Anna Sandelli comes to UT from the University of North Carolina at Chapel Hill where she worked with the User Experience team to deliver information literacy and technology instruction to undergraduates. She has a background in corporate communications with an international company for which she provided outreach and marketing services.
OIT’s Statistical Consulting Group is expanding its hours during the fall semester. The statisticians are part of OIT’s Research Support Group. They offer assistance with a variety of services including software packages (SPSS, SAS, LabView, etc.), research planning, survey design, data analysis, and more. Their services are open to both faculty and students. Students are allotted 10 free hours per semester with additional hours available at a rate of $20 per hour.
Consulting will be available four days a week during the fall semester, excluding only Wednesdays and weekends. To arrange a session, contact Ann Reed, Xiaocun Sun, or call the support group’s office at (865) 974-9900. More information about the consulting services can be found on the OIT Knowledgebase Web site.
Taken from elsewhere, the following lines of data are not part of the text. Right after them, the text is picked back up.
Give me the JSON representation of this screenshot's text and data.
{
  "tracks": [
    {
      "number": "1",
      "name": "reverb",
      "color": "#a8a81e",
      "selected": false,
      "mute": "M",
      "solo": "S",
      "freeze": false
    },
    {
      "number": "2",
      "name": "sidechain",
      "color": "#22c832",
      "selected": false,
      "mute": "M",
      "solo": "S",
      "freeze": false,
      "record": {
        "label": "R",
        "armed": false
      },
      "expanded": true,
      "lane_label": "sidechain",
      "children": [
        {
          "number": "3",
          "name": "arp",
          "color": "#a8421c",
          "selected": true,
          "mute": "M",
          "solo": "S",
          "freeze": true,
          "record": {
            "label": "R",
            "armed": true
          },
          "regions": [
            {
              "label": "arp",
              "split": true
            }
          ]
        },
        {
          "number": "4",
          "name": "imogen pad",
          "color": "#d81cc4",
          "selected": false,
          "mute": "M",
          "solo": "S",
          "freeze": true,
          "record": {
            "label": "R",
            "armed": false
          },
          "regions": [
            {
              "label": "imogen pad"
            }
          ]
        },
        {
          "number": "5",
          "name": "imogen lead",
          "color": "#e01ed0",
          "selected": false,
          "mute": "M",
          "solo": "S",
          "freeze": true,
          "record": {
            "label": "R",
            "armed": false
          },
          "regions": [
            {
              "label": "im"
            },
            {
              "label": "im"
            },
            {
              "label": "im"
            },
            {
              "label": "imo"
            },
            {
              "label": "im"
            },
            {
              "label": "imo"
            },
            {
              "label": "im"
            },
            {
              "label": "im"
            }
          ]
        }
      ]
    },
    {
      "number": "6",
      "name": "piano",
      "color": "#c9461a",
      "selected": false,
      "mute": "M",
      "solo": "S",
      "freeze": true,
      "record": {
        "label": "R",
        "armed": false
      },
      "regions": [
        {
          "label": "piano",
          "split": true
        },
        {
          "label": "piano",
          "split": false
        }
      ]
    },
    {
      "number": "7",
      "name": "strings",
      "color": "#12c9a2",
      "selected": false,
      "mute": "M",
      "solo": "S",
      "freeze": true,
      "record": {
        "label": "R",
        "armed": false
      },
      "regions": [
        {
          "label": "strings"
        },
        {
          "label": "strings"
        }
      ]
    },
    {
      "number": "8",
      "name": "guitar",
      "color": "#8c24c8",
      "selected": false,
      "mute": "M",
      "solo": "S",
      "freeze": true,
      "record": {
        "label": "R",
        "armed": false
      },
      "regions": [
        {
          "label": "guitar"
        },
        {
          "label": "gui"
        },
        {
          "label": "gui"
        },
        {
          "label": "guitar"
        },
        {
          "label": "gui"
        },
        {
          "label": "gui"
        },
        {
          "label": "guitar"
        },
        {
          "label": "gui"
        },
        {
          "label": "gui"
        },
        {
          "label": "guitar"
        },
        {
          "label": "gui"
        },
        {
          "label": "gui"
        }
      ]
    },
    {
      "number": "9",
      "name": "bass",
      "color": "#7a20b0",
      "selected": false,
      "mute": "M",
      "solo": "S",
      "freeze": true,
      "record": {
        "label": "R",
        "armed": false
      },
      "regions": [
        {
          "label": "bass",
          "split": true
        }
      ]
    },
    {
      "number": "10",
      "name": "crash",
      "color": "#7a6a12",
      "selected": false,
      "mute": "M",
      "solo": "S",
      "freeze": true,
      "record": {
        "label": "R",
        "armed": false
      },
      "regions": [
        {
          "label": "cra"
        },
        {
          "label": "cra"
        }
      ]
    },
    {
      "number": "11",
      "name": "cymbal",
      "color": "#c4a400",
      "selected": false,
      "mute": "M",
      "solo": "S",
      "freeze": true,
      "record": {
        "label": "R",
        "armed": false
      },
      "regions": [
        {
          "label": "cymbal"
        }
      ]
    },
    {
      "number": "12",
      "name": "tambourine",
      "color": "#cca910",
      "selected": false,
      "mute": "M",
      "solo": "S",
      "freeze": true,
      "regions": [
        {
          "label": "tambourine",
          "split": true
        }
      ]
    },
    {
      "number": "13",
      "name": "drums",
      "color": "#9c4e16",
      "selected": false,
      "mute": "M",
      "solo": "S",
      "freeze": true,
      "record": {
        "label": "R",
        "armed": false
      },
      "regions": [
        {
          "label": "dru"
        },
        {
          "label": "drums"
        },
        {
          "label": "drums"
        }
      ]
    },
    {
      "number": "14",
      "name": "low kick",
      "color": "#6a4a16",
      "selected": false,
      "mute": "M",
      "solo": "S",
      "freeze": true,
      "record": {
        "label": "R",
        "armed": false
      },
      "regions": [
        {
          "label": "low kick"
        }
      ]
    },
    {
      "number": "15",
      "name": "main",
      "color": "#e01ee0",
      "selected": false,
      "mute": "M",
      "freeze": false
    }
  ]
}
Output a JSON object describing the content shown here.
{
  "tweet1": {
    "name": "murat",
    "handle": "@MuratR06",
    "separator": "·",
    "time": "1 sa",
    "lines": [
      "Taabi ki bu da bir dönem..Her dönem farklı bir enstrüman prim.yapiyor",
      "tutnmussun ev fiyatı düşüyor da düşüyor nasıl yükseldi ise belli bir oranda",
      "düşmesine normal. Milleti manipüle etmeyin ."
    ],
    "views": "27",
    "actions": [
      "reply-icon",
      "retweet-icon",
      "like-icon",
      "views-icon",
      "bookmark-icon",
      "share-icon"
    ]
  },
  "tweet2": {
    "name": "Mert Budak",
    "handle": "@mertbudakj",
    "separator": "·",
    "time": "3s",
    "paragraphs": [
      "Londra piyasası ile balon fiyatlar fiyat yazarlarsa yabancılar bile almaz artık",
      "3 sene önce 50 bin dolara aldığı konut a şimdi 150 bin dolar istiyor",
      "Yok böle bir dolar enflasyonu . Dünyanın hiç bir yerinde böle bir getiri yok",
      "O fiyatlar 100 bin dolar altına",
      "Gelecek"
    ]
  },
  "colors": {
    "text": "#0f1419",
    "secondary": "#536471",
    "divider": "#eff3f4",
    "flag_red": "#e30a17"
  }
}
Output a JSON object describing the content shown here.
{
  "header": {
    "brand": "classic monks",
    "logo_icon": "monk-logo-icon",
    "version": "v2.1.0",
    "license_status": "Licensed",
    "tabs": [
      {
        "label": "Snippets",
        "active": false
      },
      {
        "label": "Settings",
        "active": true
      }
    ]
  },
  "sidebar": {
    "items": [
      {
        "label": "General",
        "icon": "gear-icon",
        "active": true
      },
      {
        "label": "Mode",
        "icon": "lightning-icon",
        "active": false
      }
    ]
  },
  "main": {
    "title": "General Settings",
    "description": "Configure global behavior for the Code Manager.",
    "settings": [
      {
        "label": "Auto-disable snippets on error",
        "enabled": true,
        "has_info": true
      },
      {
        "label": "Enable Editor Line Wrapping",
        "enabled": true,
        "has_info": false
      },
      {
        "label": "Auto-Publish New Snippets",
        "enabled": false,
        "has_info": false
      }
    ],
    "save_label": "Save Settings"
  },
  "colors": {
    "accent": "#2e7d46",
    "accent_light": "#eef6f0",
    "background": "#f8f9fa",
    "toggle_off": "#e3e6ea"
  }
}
Beginning Wednesday, August 20, 2014, Pendergrass Library will implement a revised equipment policy. Overall, very little has changed, but you will notice a few slight adjustments. All equipment may be renewed one time. To ensure that laptops are updated and in good working order, they must be returned when due and cannot be rechecked out. If, however, there is another laptop available, you may borrow it instead. Another change we have implemented affects our loanable chargers, calculators, and flash drives. All of these items will now loan for 24 hours instead of 2 hours. We have also added a few new pieces of equipment, which include chargers for mini and micro USB devices, as well as some Apple products. View our Technology at Pendergrass page for a full list of available equipment and the revised policy.